October is National Cybersecurity Awareness Month (NCSAM). Visit cisa.gov/ncsam to learn more about the awareness campaign. Businesses face significant financial loss when a cyber attack occurs. In 2019, the U.S. business sector had 17% increase in data breaches. Cybercriminals often rely on human error—employees failing to install software patches or clicking on malicious links—to gain access to systems. From the top leadership to the newest employee, cybersecurity requires the vigilance of everyone to keep data, customers, and capital safe and secure. #BeCyberSmart to connect with confidence and support a culture of cybersecurity at your organization.
- Treat business information as personal information. Business information typically includes a mix of personal and proprietary data. While you may think of trade secrets and company credit accounts, it also includes employee personally identifiable information (PII) through tax forms and payroll accounts.

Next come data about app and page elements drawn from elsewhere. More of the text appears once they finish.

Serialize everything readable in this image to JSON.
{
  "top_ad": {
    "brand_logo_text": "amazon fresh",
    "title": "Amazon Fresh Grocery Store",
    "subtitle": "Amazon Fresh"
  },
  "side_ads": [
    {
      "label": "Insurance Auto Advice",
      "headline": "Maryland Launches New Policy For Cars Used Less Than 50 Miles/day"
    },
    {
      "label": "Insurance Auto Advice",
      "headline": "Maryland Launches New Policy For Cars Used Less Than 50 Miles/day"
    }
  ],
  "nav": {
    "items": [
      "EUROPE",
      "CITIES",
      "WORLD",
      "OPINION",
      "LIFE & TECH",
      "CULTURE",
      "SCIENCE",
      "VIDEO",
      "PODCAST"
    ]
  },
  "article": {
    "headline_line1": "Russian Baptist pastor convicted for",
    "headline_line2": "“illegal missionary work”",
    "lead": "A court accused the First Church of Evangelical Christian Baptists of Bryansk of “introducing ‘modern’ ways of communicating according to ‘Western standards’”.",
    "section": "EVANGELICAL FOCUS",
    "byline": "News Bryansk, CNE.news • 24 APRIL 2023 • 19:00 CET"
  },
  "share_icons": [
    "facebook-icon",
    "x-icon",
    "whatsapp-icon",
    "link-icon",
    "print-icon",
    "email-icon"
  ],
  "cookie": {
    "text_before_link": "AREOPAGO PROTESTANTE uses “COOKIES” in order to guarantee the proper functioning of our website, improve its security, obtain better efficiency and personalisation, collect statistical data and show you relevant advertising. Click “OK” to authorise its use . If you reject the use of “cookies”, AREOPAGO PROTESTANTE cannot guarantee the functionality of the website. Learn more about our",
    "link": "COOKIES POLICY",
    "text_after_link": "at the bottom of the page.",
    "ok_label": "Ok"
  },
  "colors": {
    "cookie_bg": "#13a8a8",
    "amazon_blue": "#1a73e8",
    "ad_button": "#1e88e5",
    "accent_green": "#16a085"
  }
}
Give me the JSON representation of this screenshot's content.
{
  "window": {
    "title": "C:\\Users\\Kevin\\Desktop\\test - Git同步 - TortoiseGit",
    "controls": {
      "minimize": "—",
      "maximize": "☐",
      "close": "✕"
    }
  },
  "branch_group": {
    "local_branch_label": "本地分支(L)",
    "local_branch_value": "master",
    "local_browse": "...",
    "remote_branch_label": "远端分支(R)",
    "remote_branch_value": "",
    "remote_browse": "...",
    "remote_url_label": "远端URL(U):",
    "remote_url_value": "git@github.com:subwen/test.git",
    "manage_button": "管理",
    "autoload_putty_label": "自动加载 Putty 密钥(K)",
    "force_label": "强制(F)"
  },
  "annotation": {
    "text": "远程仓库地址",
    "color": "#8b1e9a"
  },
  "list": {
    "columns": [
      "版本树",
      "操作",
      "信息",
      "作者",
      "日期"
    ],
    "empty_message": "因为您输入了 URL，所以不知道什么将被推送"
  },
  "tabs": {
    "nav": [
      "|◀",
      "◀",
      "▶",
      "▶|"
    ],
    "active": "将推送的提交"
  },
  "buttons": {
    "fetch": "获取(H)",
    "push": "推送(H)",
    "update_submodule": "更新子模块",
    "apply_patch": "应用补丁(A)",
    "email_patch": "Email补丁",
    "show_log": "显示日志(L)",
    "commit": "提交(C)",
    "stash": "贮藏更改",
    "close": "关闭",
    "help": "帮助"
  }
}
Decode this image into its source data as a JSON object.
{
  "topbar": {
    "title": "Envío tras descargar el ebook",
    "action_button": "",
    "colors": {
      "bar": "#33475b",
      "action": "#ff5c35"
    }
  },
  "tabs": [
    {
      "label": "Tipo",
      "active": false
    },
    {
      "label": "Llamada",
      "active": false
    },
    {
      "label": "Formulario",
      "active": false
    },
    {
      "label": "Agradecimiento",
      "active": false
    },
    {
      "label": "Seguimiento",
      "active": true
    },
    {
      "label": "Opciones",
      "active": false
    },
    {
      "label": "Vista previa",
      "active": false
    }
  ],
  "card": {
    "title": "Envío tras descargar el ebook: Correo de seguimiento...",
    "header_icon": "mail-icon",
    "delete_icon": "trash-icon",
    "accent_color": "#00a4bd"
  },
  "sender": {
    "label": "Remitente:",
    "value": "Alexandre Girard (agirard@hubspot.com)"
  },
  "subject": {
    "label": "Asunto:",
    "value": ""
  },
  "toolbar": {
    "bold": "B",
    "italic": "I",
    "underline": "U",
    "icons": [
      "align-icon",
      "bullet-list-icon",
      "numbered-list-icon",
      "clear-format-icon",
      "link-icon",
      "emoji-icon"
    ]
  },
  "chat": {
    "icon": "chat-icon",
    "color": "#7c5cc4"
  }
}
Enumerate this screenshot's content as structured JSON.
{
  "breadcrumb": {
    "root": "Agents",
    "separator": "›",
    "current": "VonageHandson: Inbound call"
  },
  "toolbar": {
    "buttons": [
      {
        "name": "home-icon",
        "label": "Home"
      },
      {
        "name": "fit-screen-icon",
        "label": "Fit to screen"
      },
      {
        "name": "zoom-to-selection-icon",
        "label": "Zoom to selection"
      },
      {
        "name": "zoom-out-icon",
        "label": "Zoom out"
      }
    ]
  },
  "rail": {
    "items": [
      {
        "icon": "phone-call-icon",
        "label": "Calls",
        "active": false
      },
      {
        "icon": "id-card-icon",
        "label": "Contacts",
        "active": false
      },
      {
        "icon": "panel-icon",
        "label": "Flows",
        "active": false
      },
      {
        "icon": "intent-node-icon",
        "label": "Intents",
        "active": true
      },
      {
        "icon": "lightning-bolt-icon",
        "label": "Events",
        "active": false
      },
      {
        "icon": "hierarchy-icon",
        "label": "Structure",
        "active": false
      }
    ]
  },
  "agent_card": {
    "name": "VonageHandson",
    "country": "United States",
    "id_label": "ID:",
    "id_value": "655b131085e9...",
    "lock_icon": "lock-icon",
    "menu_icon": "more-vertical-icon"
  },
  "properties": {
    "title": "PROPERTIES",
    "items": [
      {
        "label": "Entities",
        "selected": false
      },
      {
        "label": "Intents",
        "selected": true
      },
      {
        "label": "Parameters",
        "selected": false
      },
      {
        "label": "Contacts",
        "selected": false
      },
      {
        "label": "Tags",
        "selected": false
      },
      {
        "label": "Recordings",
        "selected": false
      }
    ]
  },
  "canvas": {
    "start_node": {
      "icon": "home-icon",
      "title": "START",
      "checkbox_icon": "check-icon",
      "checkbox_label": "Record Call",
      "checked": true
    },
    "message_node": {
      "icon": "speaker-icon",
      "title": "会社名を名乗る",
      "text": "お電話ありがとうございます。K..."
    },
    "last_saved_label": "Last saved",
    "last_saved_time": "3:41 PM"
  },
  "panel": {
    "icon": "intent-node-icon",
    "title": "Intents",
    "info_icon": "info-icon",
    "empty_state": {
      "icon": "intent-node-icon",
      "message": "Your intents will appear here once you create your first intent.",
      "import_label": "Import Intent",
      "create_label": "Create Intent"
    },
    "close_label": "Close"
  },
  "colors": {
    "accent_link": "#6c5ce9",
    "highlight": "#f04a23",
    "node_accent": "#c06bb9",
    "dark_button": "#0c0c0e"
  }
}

Do not share PII with unknown parties or over unsecured networks.
- Don’t make passwords easy to guess. As “smart” or data-driven technology evolves, it is important to remember that security measures only work if used correctly by employees. Smart technology runs on data, meaning devices such as smartphones, laptop computers, wireless printers, and other devices are constantly exchanging data to complete tasks. Take proper security precautions and ensure correct configuration to wireless devices in order to
prevent data breaches.
- Be up to date. Keep your software updated to the latest version available. Maintain your security settings to keeping your information safe by considering turning on automatic updates so you don’t have to think about it and set your security software to run regular scans.
- Social media is part of the fraud toolset. By searching and scanning your organization’s social media sites, cybercriminals can gather information about your partners and vendors, as well as human resources and financial departments. Employees should avoid oversharing on social media and should not conduct official business, exchange payment, or share PII on social media platforms.
- It only takes one time. Many data breaches can be traced back to a single security vulnerability, phishing attempt, or instance of accidental exposure. Be wary of unusual sources, do not click on unknown links, and delete suspicious messages immediately.
If you or your business have legal questions or concerns regarding business law, consumer protection, computer law, or related matters, contact attorney Jeffrey A. Franklin at Prince Law Offices.